Milk your failures for all they are worth.
I don’t know about you, but sometimes it seems that I need to learn the same lesson, over and over again. Like the lesson in my last blog entry, about dealing with feelings of having failed.
I believe I have a great message, “Learn how to motivate yourself and your dreams will come true.” So I want to get that message out. One way to do that is by doing guest blogs, so I submitted a guest blog to a site that looks good and was requesting proposals.
Just after I uploaded my blog Sunday night, I checked my email, and got a rejection letter to my submission. I thought I had given them exactly what they wanted – an essay from the heart, sharing a lesson I had learned, not preachy, etc., etc. Apparently not.
My immediate response was dejection, the feeling that I had failed. Thank heavens I had just posted a blog on that very topic. But it didn’t stop the feeling.
And this is one lesson that I didn’t share in my last post, I guess because I hadn’t learned it enough times. That lesson is, “Don’t be surprised if you feel like a failure when a plan doesn’t go right.”
And accept it. Don’t accept you are a failure; accept that you feel like a failure. I don’t know if there is much you can do to not have those feelings, other than meditating two hours a day and frequenting a really good psychotherapist. Give it a couple of minutes, maybe even stew about how obviously the editor was threatened by my amazing writing skills and was afraid I would steal all his readers. And then move on. Look for the lessons in the circumstances; look for the good.
In my case, I don’t really have a lesson (except that lessons are all around us) but I did get one heck of a benefit out of the circumstance. I now have a heart warming essay that describes the model for self motivation. And, I just happened to be reading a great book, PresentationZen, by Garr Reynolds, which is about making slide presentations in which the slides reinforce, rather than repeat the words. His thesis is that the slides are there to add an emotional element to the spoken words.
I realized that the guest blog I wrote will be the text for a great presentation made in this style. Had I been “accepted” as a guest blogger, I never would have looked for another purpose for the essay; instead I would have been celebrating and missed a great opportunity.
As Ken Christian says in Your Own Worst Enemy: Breaking the Habit of Adult Underachievement, “Those who do not milk failure for what they can learn from it squander a major opportunity.”
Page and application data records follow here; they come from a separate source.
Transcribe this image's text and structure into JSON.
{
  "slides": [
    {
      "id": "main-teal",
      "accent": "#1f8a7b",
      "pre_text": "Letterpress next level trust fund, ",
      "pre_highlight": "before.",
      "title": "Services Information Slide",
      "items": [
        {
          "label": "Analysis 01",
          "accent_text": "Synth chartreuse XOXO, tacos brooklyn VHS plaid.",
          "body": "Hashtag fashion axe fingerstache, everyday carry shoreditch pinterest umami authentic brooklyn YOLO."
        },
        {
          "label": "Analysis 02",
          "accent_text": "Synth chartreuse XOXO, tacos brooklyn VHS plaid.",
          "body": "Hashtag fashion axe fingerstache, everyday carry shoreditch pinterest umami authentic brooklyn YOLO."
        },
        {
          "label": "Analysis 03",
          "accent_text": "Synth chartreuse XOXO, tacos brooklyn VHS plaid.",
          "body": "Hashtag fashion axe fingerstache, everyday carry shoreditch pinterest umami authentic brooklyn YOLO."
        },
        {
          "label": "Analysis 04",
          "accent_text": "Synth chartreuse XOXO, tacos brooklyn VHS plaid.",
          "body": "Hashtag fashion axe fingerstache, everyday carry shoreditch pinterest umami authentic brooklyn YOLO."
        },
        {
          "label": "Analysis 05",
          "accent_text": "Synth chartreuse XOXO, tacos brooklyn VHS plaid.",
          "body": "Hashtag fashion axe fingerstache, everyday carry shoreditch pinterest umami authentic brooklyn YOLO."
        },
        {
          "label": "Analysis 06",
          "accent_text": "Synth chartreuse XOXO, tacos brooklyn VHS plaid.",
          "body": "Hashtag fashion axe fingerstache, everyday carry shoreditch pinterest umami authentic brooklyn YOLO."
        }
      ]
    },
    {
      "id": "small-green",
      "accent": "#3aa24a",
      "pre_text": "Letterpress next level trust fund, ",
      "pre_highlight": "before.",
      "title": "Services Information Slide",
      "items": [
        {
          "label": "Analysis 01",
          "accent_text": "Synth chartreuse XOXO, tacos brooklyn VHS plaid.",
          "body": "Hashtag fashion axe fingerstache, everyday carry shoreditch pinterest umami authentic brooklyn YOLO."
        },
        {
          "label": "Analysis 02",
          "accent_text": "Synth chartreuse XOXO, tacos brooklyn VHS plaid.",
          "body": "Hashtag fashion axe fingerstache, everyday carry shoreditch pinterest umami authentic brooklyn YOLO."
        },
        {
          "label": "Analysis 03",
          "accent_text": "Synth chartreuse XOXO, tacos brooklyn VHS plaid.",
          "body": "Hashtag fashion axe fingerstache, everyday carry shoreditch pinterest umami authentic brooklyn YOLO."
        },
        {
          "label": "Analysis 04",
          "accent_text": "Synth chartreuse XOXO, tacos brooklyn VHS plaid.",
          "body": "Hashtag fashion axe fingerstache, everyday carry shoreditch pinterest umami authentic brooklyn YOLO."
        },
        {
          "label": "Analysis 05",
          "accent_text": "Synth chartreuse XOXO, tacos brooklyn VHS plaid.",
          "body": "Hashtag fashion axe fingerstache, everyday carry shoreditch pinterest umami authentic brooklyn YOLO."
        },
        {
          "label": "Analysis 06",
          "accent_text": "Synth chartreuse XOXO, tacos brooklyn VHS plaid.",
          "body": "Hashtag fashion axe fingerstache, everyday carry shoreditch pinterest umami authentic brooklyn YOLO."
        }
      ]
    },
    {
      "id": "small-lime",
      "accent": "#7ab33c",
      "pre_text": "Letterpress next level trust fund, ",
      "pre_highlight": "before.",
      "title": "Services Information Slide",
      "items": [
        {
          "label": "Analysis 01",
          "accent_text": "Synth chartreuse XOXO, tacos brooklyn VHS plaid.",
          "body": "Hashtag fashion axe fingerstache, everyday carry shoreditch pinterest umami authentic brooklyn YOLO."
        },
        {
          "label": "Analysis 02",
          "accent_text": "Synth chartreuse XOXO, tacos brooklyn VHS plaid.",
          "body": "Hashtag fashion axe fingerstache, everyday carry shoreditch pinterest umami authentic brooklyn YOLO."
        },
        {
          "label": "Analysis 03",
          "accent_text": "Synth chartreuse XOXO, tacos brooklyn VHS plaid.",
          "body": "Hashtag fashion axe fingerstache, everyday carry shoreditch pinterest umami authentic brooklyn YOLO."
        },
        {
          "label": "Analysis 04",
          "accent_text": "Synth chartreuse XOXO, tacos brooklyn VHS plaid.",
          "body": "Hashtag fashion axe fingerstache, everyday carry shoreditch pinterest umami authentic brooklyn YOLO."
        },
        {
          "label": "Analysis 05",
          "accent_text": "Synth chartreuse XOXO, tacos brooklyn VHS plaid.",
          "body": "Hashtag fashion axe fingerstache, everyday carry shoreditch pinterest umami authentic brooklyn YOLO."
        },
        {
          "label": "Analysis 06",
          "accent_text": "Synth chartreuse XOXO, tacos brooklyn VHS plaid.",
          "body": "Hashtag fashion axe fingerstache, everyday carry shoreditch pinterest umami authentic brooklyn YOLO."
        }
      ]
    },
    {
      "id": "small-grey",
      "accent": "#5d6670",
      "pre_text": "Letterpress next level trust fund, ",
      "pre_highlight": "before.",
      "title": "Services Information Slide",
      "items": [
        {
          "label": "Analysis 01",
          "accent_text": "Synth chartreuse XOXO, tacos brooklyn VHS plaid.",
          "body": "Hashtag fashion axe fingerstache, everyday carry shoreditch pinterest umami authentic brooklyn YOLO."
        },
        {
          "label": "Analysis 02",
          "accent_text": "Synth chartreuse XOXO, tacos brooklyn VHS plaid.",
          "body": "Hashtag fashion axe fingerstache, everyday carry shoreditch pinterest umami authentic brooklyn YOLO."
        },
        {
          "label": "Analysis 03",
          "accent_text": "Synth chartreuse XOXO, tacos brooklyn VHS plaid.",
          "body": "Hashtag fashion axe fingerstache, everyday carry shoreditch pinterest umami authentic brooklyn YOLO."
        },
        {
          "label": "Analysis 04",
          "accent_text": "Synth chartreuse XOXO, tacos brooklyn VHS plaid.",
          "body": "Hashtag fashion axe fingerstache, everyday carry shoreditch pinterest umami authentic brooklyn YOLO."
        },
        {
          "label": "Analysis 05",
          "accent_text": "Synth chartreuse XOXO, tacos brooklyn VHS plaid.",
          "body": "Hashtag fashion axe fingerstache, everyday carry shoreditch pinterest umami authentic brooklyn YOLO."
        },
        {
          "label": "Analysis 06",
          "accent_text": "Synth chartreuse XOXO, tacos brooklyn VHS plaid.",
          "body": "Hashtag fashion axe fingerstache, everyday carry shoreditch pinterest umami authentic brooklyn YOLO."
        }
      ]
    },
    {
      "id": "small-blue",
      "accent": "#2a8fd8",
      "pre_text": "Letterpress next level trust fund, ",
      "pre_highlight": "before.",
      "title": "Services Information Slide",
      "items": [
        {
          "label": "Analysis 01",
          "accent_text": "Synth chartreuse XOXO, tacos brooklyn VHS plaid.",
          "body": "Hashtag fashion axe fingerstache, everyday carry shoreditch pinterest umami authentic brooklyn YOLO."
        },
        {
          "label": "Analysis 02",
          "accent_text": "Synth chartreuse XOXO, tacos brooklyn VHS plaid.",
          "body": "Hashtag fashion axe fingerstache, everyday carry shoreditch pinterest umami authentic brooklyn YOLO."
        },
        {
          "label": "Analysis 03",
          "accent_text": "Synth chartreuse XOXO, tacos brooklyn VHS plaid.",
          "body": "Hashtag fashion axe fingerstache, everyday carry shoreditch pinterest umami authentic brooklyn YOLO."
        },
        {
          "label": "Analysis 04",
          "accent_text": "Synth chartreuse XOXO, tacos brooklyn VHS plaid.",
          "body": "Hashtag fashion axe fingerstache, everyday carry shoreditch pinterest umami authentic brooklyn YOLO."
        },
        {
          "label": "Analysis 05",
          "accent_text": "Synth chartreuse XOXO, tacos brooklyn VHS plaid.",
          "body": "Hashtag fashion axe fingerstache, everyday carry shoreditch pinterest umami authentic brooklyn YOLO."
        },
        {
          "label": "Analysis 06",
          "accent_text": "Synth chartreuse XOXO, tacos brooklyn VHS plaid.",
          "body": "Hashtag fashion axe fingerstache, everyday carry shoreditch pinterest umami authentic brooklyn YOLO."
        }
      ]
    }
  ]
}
I milked my failure, and am reading PresenationZen with renewed vigor, because I now have a place in which I can apply the knowledge I am learning. I think it’s going to be a wonderful presentation.